First the plaintiff asserts that Moore-McCormack was negligent as it was chargeable with knowledge of the latent defect in No. 1 port forward kingpost which caused it to break and that it failed to advise the riggers of this defect. He points to the deposition of John Weber, a former seaman who had worked aboard the vessel, that in September 1952, over two months prior to Filipek's injury, the runner had fouled on the deck and that at that time Weber heard a cracking in the kingpost by the No. 1 Hatch. The fact that a runner broke three months previously is confirmed by a notation to that effect in the log book of the Mormacsurf signed by the Chief Officer, but that notation does not refer to any cracking in the kingpost. Indeed, Weber admitted that he did not tell anyone of the incident until he related it to the plaintiff's attorney after the institution of this suit and some four and one-half years after the occurrence. Any knowledge on the part of Weber cannot be imputed to the Mormacsurf as he was not in Moore-McCormack's employ on September 9, the date of the alleged cracking of the kingpost. According to Weber's deposition he had left the ship the day before and just returned to pick up his sea chest and pay some debts. His relation to the ship at the time of the alleged cracking in the kingpost was that of a mere stranger. Admittedly a visual inspection of the kingpost itself would not disclose whether or not any damage had occurred to the kingpost as a result of this incident.
The only other evidence which bears on Filipek's related claim that Moore-McCormack failed to provide a safe place to work is the testimony of two of the plaintiff's co-workers that after the kingpost broke on December 23, 1952 they noticed some dark spots thereon which might have been rust. There is no evidence that this "rust" was visible prior to the accident or that the defendant knew or should have known of its existence at that time.
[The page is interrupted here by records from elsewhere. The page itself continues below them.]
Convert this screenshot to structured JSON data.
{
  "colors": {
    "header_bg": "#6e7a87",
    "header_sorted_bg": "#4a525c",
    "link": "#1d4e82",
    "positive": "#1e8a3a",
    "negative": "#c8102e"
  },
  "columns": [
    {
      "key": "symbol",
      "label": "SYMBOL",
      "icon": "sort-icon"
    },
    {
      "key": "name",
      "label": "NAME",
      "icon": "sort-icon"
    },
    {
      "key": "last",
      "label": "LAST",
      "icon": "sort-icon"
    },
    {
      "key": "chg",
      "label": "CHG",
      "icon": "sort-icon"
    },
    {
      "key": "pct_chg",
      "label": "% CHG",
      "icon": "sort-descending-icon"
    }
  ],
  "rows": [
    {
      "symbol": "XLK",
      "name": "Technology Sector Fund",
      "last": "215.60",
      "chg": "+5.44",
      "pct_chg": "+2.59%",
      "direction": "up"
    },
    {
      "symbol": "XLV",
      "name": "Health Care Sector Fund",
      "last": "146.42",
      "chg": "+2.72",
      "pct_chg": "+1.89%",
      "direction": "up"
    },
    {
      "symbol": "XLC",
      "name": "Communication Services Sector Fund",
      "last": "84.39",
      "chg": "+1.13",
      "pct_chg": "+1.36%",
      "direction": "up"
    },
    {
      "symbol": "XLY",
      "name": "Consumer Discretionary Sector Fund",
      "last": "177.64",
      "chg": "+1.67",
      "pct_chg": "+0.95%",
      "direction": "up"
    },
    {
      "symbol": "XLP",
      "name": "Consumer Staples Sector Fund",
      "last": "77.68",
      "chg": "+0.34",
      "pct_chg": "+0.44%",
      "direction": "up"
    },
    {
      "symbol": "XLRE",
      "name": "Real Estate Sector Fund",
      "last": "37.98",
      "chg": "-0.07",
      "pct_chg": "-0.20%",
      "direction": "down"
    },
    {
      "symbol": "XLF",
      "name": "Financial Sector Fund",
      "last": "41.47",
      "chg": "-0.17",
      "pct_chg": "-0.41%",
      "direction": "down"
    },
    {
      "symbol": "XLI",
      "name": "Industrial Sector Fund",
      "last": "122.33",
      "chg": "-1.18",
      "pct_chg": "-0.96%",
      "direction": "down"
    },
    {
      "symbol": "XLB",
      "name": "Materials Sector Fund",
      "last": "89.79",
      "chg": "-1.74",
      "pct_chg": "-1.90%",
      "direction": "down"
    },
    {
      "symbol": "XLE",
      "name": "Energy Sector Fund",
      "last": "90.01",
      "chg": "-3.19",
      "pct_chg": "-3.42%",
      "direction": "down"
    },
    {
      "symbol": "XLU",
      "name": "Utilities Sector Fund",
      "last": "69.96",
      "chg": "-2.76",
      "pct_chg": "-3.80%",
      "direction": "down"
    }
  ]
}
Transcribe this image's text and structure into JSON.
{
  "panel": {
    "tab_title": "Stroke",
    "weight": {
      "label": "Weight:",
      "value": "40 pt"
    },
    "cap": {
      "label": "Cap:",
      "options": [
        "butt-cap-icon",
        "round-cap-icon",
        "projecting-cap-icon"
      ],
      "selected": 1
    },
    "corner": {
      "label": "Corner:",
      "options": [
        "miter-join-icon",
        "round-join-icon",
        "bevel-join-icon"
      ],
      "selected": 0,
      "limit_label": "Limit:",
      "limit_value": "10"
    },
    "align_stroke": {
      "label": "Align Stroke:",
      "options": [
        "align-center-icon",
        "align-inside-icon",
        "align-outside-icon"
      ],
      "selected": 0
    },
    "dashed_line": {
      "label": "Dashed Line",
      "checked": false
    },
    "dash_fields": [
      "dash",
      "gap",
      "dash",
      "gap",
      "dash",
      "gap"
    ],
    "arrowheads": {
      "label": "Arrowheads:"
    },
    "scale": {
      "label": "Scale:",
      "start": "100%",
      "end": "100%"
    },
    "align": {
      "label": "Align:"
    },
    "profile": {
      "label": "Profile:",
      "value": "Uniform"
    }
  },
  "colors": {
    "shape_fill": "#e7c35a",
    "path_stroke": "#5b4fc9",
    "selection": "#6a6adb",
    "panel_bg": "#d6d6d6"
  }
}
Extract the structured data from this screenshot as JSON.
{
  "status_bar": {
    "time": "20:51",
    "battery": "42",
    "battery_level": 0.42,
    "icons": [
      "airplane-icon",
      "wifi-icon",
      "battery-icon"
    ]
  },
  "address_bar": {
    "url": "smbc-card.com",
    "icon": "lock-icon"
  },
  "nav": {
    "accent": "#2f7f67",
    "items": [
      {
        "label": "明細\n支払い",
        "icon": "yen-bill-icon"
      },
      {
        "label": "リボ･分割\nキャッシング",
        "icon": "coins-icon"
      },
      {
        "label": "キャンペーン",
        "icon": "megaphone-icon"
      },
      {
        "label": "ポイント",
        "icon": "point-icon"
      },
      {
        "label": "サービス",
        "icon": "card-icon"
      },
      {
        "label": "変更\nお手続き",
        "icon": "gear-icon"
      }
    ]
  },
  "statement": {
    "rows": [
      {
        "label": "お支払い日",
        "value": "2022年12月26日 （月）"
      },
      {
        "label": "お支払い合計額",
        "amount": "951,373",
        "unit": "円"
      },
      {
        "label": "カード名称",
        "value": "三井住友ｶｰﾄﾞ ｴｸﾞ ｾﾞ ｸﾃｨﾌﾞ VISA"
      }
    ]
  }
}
Thus, while it is true that there may have been some latent or hidden defect in the kingpost, there is no evidence that the defendant had any knowledge or notice of such a defect. Clearly the shipowner is not liable for injuries caused by "a latent defect that a reasonable inspection by the shipowner or his agents would not show." Wholey v. British & Foreign S.S. Co., D.C.E.D.N.Y.1908, 158 F. 379, 380, affirmed 2 Cir., 1909, 171 F. 399. See Cannella v. Lykes Bros. S.S. Co., 2 Cir., 1949, 174 F.2d 794, certiorari denied 338 U.S. 859, 70 S. Ct. 102, 94 L. Ed. 526; Bruszewski v. Isthmian ...